Tree Planting and official Launch

Salazie, Sans Soucis was where the commemoration kicked off with an address by SNPA’s Chief Executive Office, Selby Remy.  24 students from Port Glaud, Mont Fleuri and La Rosiere Schools then joined staff from SNPA and the Ministry of Environment, Energy and Climate Change to plant 400 trees. The trees consisted mainly of palms and mahogany and the crew worked in groups of 3’s to locate suitable spots for planting and then proceeding to dig the holes and remove the plant from its poly pot to be placed in the ground.

Tree Planting on Curieuse Island

SNPA collaborated with the Seychelles Development Bank (DBS) and Praslin-based NGO, Terrestrial Restoration Action Society of Seychelles (TRASS) to plant 400 trees with the participation of students from Baie Ste Anne Primary school.

Trail cleaning and exploration

10 students from Beau-Vallon Secondary school and their teacher were accompanied by SNPA rangers on the Mare Aux Cochons Trail for them to discover and appreciate the value of our forests. SBC Radio’s “Dekouver ou Zalantour” also joined the adventure and the programme will be aired in April. The students learned about invasive plants and helped the rangers uproot large amounts of them.

Plant Production Session at Grand Anse, Mahé

There was more action than talk at the SNPA Grand Anse Forestry Station where 27 Grand Anse Primary students, along with two of their teachers, participated in various aspects of plant production, from nursery to planting in the field. The session lasted for half a day and 100 endemic trees were planted.

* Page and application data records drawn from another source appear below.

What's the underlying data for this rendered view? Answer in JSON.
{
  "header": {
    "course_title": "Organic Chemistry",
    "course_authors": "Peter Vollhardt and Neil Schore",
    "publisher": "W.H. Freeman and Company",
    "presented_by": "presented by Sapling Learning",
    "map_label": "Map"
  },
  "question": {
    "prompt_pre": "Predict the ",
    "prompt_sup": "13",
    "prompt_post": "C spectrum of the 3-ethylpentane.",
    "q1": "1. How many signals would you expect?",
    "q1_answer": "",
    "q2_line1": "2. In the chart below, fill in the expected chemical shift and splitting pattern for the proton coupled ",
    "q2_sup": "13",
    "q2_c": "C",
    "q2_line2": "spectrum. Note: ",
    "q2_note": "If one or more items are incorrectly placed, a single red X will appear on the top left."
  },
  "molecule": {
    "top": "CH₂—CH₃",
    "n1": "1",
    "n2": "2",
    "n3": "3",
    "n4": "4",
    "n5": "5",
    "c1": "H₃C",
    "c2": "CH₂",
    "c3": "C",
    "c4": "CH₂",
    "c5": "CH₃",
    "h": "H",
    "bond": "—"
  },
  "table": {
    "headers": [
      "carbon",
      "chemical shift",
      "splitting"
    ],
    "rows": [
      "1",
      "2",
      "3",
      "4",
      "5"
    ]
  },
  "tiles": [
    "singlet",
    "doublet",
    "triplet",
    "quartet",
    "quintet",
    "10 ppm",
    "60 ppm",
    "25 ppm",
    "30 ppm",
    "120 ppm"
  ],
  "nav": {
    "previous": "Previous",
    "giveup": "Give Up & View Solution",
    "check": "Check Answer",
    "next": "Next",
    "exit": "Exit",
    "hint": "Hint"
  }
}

The Minister for Environment, Energy and Climate Change, Mr Wallace Cosgrow, in his message for the occasion re-iterated the importance of the theme, stating, ‘one is never too young nor too old to start learning about trees and plants, and schools must play an important role in teaching about the importance of trees and forest.’ The message also highlighted the connection we have to forests in our daily lives from simple things such as drinking a glass of water to building a house.